▶ **What to produce**: The lines to copy are those holding the string "JSON" in the entries below.
——————
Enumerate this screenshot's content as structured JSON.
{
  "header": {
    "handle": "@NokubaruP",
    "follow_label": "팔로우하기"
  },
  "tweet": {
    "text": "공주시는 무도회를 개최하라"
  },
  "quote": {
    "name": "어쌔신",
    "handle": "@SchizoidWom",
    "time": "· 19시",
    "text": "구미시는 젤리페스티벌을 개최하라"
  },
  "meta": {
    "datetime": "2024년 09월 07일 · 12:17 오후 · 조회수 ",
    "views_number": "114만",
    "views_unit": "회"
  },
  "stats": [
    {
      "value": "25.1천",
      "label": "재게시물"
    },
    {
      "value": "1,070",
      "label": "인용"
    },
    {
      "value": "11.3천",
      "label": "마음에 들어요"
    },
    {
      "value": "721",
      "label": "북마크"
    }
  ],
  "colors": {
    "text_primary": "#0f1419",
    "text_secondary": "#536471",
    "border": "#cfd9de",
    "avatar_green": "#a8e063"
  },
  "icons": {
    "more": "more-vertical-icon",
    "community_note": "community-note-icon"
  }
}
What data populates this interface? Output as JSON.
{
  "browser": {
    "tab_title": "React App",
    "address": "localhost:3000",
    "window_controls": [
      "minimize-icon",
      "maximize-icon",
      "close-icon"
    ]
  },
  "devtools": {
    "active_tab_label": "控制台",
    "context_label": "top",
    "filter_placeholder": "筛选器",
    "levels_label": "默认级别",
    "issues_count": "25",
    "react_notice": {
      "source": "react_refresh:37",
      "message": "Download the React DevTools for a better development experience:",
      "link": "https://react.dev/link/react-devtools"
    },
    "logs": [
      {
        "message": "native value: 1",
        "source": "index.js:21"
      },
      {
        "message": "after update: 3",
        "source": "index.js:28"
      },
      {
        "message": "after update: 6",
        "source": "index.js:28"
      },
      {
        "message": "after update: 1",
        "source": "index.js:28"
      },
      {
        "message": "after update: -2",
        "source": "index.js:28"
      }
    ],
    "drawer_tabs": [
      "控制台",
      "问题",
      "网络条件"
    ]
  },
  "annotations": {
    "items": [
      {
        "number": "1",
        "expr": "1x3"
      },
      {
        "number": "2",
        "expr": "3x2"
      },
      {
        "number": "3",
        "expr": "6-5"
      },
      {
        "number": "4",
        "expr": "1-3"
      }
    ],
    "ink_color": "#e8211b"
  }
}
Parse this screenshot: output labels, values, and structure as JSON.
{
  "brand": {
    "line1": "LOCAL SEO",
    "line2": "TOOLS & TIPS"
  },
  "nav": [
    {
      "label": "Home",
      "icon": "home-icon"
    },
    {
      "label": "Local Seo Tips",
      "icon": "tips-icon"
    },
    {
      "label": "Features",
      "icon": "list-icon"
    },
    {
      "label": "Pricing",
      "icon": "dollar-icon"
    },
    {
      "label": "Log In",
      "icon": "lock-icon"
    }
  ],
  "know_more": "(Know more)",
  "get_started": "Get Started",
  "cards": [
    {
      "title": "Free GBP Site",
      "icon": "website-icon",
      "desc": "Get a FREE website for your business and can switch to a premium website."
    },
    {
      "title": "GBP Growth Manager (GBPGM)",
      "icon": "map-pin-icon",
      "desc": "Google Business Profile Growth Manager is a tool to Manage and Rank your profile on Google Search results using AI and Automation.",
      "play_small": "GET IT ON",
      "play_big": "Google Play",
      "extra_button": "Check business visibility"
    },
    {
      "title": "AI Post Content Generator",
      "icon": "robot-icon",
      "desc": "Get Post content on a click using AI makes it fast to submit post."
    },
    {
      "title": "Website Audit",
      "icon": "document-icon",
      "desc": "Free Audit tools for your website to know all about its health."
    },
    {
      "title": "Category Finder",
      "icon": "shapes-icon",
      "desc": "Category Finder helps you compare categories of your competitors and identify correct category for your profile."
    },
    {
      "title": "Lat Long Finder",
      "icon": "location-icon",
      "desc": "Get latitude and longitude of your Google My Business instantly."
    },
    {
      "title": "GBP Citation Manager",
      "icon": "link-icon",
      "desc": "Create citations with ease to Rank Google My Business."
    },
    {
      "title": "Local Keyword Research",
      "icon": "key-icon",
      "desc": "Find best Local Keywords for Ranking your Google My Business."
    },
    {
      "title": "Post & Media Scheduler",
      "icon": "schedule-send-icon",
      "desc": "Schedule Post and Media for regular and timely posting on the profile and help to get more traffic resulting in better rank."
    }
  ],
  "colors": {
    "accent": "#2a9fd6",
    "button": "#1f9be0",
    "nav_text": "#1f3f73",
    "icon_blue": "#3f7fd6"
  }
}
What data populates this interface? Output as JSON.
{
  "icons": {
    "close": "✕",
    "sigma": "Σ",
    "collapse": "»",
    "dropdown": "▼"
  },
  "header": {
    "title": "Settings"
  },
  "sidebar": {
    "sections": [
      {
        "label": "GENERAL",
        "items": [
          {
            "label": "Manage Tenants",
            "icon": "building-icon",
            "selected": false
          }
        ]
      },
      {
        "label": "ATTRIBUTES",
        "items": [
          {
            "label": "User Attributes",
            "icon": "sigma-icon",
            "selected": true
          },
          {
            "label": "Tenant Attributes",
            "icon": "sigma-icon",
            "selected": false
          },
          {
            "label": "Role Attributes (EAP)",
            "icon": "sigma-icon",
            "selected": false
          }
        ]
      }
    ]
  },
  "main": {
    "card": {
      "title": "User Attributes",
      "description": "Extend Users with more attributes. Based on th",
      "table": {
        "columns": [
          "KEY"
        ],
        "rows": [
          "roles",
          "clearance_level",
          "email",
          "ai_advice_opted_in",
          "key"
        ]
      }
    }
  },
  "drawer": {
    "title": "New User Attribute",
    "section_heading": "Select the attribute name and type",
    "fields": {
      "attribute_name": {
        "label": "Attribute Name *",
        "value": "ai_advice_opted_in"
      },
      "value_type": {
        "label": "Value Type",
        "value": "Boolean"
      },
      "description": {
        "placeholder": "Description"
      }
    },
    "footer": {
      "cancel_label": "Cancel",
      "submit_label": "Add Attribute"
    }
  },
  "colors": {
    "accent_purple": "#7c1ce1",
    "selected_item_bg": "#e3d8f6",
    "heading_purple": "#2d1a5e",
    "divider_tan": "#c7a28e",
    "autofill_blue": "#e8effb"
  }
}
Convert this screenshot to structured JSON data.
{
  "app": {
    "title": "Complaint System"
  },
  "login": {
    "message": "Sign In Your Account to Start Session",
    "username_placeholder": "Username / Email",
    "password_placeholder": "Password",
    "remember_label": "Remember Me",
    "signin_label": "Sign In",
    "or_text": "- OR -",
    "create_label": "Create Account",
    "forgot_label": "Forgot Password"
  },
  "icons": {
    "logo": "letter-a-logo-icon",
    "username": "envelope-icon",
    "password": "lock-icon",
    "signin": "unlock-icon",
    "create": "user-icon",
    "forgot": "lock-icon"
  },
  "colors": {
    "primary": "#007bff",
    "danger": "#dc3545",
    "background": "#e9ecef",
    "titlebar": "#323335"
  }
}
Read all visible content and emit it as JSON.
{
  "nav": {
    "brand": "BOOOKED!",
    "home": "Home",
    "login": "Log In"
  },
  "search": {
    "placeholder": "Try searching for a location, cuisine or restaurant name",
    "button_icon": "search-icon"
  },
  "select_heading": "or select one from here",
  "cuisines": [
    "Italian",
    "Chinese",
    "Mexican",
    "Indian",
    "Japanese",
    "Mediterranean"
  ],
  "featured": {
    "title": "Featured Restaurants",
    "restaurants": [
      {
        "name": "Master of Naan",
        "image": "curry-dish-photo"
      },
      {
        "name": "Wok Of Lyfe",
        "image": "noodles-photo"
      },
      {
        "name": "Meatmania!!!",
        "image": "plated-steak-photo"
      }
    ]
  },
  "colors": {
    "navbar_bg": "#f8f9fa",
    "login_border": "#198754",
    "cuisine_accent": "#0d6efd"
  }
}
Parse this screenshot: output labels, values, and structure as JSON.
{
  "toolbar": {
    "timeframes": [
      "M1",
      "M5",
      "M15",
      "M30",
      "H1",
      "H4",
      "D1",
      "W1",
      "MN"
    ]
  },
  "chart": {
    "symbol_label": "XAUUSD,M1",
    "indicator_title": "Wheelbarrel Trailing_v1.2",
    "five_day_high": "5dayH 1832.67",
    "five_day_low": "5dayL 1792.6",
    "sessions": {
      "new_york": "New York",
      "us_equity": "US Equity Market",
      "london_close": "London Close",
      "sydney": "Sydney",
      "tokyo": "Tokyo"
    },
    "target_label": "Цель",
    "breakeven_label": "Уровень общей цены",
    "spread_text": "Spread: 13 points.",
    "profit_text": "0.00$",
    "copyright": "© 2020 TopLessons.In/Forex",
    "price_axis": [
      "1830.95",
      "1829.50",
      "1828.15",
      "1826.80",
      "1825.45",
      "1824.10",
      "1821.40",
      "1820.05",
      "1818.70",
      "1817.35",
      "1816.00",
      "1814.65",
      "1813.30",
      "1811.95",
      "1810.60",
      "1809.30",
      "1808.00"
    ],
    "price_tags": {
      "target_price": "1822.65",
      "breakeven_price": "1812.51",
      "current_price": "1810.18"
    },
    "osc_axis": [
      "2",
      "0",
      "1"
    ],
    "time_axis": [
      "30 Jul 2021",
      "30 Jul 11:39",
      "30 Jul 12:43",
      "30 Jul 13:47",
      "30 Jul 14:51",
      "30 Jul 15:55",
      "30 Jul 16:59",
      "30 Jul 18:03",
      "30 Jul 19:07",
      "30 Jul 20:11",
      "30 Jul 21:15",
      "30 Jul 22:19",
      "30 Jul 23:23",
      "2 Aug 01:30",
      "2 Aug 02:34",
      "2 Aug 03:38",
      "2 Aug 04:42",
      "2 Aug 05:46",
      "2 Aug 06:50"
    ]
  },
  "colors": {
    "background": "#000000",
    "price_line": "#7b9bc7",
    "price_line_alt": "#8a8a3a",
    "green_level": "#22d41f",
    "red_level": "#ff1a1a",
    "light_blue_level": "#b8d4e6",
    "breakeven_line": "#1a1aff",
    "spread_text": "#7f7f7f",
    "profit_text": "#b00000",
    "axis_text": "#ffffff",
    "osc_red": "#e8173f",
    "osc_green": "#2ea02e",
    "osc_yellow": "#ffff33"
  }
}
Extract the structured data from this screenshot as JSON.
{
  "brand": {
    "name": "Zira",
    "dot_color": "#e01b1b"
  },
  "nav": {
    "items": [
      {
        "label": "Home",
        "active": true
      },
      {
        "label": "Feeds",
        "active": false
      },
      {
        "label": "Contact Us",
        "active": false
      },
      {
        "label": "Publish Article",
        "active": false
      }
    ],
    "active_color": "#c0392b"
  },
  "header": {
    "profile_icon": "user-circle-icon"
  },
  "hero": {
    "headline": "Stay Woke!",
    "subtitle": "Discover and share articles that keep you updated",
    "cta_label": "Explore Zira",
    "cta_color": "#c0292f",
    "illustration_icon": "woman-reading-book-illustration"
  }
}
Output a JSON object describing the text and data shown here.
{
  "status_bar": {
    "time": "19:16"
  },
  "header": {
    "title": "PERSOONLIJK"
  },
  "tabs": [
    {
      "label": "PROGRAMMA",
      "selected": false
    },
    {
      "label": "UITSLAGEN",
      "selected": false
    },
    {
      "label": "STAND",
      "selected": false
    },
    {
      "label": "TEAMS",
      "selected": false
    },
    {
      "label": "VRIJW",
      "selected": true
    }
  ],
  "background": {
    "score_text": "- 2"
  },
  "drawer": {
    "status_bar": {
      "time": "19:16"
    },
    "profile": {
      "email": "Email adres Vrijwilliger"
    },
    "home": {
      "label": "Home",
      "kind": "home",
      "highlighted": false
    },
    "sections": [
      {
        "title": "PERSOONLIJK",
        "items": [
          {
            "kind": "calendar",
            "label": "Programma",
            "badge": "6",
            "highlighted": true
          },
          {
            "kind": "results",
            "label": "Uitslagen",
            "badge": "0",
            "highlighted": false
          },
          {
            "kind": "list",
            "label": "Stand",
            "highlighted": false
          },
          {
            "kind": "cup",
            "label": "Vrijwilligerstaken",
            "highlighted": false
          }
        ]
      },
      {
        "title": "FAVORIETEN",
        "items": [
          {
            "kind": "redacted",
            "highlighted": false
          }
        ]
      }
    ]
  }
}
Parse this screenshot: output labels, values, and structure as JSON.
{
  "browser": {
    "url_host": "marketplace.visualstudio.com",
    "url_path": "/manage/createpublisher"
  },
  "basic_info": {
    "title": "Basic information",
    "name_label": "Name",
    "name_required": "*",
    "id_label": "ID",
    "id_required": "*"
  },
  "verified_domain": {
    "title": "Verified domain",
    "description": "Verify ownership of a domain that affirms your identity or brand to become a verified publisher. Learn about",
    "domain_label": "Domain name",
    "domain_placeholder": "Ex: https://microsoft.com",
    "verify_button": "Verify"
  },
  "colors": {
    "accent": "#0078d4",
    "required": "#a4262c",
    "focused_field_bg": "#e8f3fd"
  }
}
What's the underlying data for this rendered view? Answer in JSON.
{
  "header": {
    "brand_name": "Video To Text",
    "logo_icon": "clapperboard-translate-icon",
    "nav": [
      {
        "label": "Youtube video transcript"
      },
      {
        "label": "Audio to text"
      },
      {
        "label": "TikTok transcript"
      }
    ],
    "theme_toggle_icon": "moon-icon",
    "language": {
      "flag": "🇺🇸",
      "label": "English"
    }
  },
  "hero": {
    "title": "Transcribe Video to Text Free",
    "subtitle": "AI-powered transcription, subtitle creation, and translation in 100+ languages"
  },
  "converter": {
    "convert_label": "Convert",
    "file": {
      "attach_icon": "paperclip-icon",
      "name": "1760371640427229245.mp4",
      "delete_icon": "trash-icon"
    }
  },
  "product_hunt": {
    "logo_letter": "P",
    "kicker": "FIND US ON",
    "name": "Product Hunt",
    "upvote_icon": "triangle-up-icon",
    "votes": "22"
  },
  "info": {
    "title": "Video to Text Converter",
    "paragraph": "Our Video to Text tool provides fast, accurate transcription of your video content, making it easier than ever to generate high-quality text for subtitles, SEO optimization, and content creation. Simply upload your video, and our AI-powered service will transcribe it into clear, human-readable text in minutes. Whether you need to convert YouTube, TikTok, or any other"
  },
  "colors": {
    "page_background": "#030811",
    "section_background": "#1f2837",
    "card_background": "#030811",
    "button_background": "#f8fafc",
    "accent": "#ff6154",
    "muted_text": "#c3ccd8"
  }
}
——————
▶ **Result**:
Enumerate this screenshot's content as structured JSON.
What data populates this interface? Output as JSON.
Parse this screenshot: output labels, values, and structure as JSON.
What data populates this interface? Output as JSON.
Convert this screenshot to structured JSON data.
Read all visible content and emit it as JSON.
Parse this screenshot: output labels, values, and structure as JSON.
Extract the structured data from this screenshot as JSON.
Output a JSON object describing the text and data shown here.
Parse this screenshot: output labels, values, and structure as JSON.
What's the underlying data for this rendered view? Answer in JSON.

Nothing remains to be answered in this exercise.